When the sister said to my wife, “That’s what I think and you can tell Jerrie if you want to!”, Gail replied, “I don’t want to.  I don’t carry messages to my husband.  Jerrie will be glad to hear what you think.”  She came.  I listened and responded.  Gail set a precedent in that church:  people who wanted me to know something should talk to me.

How do you handle “messages being delivered to the wrong mailbox”?

3 Ways I Helped Get Myself Fired

Why Would Anyone Want to Release a Good Preacher Like Me?

In a previous post, The Best Day of the Week to Fire Your Preacher, I told of the way my dismissal was mishandled.  There is certainly a better way and a better time to tell a preacher he needs to leave.

But the elder who did this wasn’t a vicious man.  He was a gentle man.  He didn’t enjoy what he did that day.  He had only served as an elder six months.  He was influenced by a small group of discontented people.  He didn’t come up with the the idea to advise me to leave.

For seven or eight years after the painful day, I felt I was the victim.  He did everything wrong.  I did everything right.  I couldn’t help it.

Then I started thinking.  Why would people ask him to ask me to leave?  Why didn’t they talk to me?  Why was I so surprised?  The idea of resigning, as he suggested, never entered my mind.  I loved the people in that congregation.  The church had grown every year since I came.  We enjoyed the community.  I planned to go to heaven from Madisonville, Kentucky.

Why were people upset?

The reason people do what they do is because they believe it is the right thing to do. Click To Tweet

“Every way of a man is right in his own eyes,
But the Lord weighs the hearts” (Proverbs 21:2, NKJV).

What Did I Do to Give People Reason to Be Upset?

1.  I didn’t handle anger well.  I worked hard.  I expected perfection from myself and others.  Others and myself didn’t do everything right.  I was frustrated.  About every six to nine months, I preached a “mad” sermon.  I thought I was “preaching the truth without fear or favor.”  However, I was venting my own frustration.  I can hear it now in my memory.  There was certainty and disdain as I told the brethren how they needed to repent and do better.

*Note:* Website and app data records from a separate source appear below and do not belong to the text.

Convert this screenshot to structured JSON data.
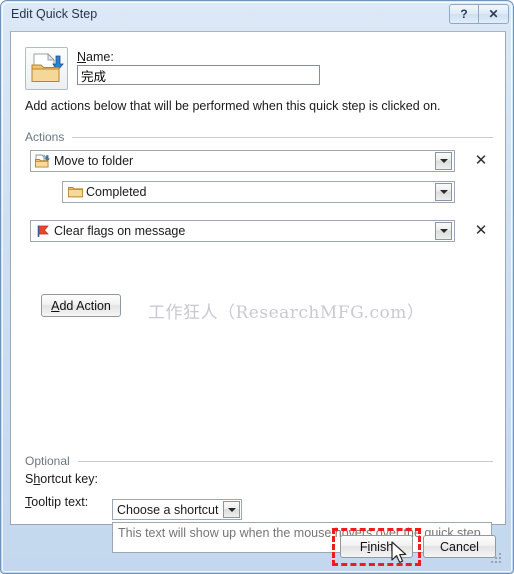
{
  "window": {
    "title": "Edit Quick Step",
    "caption_buttons": [
      {
        "name": "help-button",
        "glyph": "?"
      },
      {
        "name": "close-button",
        "glyph": "✕"
      }
    ]
  },
  "header": {
    "icon": "move-to-folder-icon",
    "name_label": "Name:",
    "name_value": "完成",
    "description": "Add actions below that will be performed when this quick step is clicked on."
  },
  "actions": {
    "group_label": "Actions",
    "rows": [
      {
        "icon": "move-to-folder-icon",
        "label": "Move to folder",
        "dropdown": "chevron-down-icon",
        "delete": "✕"
      },
      {
        "icon": "folder-icon",
        "label": "Completed",
        "dropdown": "chevron-down-icon",
        "indent": true
      },
      {
        "icon": "clear-flag-icon",
        "label": "Clear flags on message",
        "dropdown": "chevron-down-icon",
        "delete": "✕"
      }
    ],
    "add_action_label": "Add Action",
    "add_action_accel": "A"
  },
  "watermark": {
    "text": "工作狂人（ResearchMFG.com）"
  },
  "optional": {
    "group_label": "Optional",
    "shortcut_label": "Shortcut key:",
    "shortcut_accel": "h",
    "shortcut_value": "Choose a shortcut",
    "tooltip_label": "Tooltip text:",
    "tooltip_accel": "T",
    "tooltip_placeholder": "This text will show up when the mouse hovers over the quick step."
  },
  "footer": {
    "finish_label": "Finish",
    "cancel_label": "Cancel"
  },
  "colors": {
    "highlight": "#ee1c1c",
    "titlebar_text": "#25354a",
    "group_label": "#6c7680",
    "watermark": "#c9c9d2"
  }
}
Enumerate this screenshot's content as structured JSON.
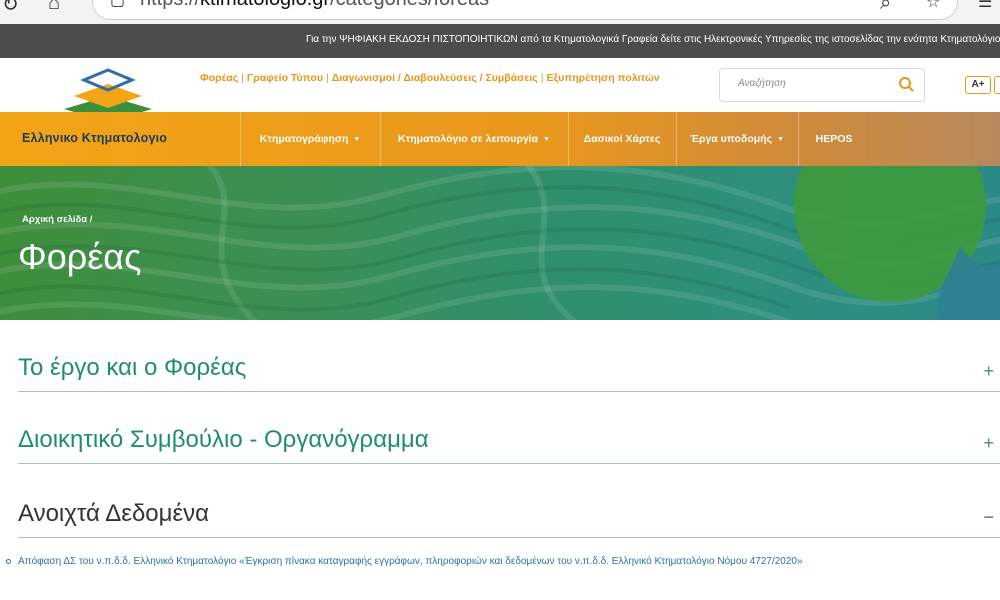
{
  "browser": {
    "url_prefix": "https://",
    "url_host": "ktimatologio.gr",
    "url_path": "/categories/foreas"
  },
  "announcement": {
    "text": "Για την ΨΗΦΙΑΚΗ ΕΚΔΟΣΗ ΠΙΣΤΟΠΟΙΗΤΙΚΩΝ από τα Κτηματολογικά Γραφεία δείτε στις Ηλεκτρονικές Υπηρεσίες της ιστοσελίδας την ενότητα Κτηματολόγιο σε λειτουργία"
  },
  "toplinks": [
    {
      "label": "Φορέας"
    },
    {
      "label": "Γραφείο Τύπου"
    },
    {
      "label": "Διαγωνισμοί / Διαβουλεύσεις / Συμβάσεις"
    },
    {
      "label": "Εξυπηρέτηση πολιτών"
    }
  ],
  "search": {
    "placeholder": "Αναζήτηση"
  },
  "accessibility": {
    "font_increase_label": "A+"
  },
  "brand": {
    "name": "Ελληνικο Κτηματολογιο"
  },
  "nav": {
    "items": [
      {
        "label": "Κτηματογράφηση",
        "has_dropdown": true
      },
      {
        "label": "Κτηματολόγιο σε λειτουργία",
        "has_dropdown": true
      },
      {
        "label": "Δασικοί Χάρτες",
        "has_dropdown": false
      },
      {
        "label": "Έργα υποδομής",
        "has_dropdown": true
      },
      {
        "label": "HEPOS",
        "has_dropdown": false
      }
    ],
    "caret_glyph": "▼"
  },
  "hero": {
    "breadcrumb_home": "Αρχική σελίδα",
    "breadcrumb_sep": "/",
    "title": "Φορέας"
  },
  "sections": [
    {
      "title": "Το έργο και ο Φορέας",
      "state": "collapsed",
      "toggle": "+"
    },
    {
      "title": "Διοικητικό Συμβούλιο - Οργανόγραμμα",
      "state": "collapsed",
      "toggle": "+"
    },
    {
      "title": "Ανοιχτά Δεδομένα",
      "state": "expanded",
      "toggle": "−"
    }
  ],
  "open_data_items": [
    {
      "text": "Απόφαση ΔΣ του ν.π.δ.δ. Ελληνικό Κτηματολόγιο «Έγκριση πίνακα καταγραφής εγγράφων, πληροφοριών και δεδομένων του ν.π.δ.δ. Ελληνικό Κτηματολόγιο Νόμου 4727/2020»"
    }
  ],
  "colors": {
    "accent_orange": "#e8961c",
    "brand_navy": "#1d3a5c",
    "section_green": "#1f8f6a",
    "link_blue": "#2a6fb0",
    "announce_bg": "#4c4c4c"
  }
}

2.  I feared, avoided, and ran from any criticism.  I thought if anyone criticized me I might be fired.  The solution was never hear criticism.  Years later, I was told by a counselor, “If you will communicate continually you don’t want criticism, not many will criticize you…until they get ready to fire you.”  He was on target.

When I won’t allow others to tell where I’m missing expectations, there’s no way to relieve the pressure and natural differences.  One day, after I had been told to resign and was already looking for a church where brethren would appreciate a great preacher, a sister came to see me.  She said, “Jerrie, you talk like you’re better than everybody else.  You talk down to people.  You talk like you’re right and everybody else is wrong.”

My reply, “Why, I don’t do that!  I don’t think I’m better than everyone else.  You’re wrong.”  It took years to recount more objectively the conversation and understand I did exactly what she said I was doing.

3.  I didn’t have a trusted friend, mentor, or counselor who might have helped me deal with my anger, and evaluate perceived, actual, or needed criticism.  I had fears of what others thought but I was afraid to give them permission to tell me.  I didn’t know or trust anyone to help sort through my doubts, lack of knowledge, and frustrations.

One of my helpful prayers is:

“Search me, O God, and know my heart;
Try me, and know my anxieties;
And see if there is any wicked way in me,
And lead me in the way everlasting” (Psalm 139:23, 24).

If I can’t find a way to improve a painful event, I am a victim and will be hurt again by the next person who wants to hurt me.

Is there another person who helped get himself or herself fired?  What did you learn from that?